### Task requirements
For every line in the data below, check for the word "метр", then state how many lines have it. Answer with the number only.
************
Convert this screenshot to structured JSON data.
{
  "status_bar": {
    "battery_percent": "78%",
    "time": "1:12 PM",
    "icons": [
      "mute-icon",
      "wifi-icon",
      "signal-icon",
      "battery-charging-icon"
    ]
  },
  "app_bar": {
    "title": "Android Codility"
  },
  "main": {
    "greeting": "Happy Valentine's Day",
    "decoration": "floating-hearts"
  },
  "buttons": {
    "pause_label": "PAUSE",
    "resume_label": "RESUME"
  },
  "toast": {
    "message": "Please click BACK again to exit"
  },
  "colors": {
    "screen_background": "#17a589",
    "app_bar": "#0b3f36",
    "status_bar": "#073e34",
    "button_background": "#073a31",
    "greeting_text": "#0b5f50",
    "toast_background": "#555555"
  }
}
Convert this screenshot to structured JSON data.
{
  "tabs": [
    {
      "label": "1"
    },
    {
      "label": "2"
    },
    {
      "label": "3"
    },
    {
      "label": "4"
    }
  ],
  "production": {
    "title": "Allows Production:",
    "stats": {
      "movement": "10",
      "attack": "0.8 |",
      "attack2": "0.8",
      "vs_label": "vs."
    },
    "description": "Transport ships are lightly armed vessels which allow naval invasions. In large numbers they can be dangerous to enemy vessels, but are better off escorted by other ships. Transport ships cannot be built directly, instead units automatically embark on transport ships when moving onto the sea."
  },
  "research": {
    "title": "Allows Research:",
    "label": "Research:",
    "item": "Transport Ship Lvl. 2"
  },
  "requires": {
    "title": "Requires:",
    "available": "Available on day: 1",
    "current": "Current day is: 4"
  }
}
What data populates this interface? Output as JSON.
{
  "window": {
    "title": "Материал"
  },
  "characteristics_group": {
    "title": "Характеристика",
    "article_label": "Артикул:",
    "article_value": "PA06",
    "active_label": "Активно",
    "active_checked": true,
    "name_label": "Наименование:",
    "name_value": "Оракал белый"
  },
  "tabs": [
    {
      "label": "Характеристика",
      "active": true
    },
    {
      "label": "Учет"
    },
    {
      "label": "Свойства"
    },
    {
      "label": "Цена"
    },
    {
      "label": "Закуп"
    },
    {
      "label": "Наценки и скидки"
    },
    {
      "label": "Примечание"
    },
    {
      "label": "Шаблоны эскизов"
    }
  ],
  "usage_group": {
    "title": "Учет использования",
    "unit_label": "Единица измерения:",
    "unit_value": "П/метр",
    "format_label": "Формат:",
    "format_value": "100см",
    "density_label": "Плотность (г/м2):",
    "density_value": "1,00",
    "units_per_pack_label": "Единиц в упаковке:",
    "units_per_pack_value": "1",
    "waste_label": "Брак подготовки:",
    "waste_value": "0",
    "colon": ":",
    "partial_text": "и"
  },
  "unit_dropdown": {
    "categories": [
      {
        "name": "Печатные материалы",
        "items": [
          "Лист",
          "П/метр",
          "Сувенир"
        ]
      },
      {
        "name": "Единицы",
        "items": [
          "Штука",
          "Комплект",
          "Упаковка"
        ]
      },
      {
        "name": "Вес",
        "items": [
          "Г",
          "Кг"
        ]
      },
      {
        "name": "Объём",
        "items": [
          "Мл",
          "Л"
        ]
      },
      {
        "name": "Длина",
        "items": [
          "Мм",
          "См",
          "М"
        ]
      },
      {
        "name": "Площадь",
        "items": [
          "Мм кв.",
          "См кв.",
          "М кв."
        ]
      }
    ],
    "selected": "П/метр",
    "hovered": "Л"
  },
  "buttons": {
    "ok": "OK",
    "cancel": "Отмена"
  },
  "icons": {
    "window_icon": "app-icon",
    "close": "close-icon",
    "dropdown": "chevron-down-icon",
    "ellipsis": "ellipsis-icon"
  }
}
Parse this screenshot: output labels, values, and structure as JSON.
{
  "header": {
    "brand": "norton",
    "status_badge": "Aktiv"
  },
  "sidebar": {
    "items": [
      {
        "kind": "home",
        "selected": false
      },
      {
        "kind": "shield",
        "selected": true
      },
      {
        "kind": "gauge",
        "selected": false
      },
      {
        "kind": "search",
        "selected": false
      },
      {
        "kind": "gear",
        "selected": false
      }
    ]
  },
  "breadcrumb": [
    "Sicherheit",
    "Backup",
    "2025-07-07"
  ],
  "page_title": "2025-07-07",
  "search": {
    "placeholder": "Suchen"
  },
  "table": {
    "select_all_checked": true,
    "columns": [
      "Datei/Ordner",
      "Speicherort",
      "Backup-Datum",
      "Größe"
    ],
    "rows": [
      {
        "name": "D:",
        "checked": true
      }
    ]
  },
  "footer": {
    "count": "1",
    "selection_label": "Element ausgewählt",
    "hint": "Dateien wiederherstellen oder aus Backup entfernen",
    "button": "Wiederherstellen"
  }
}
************
### Result of this exercise
3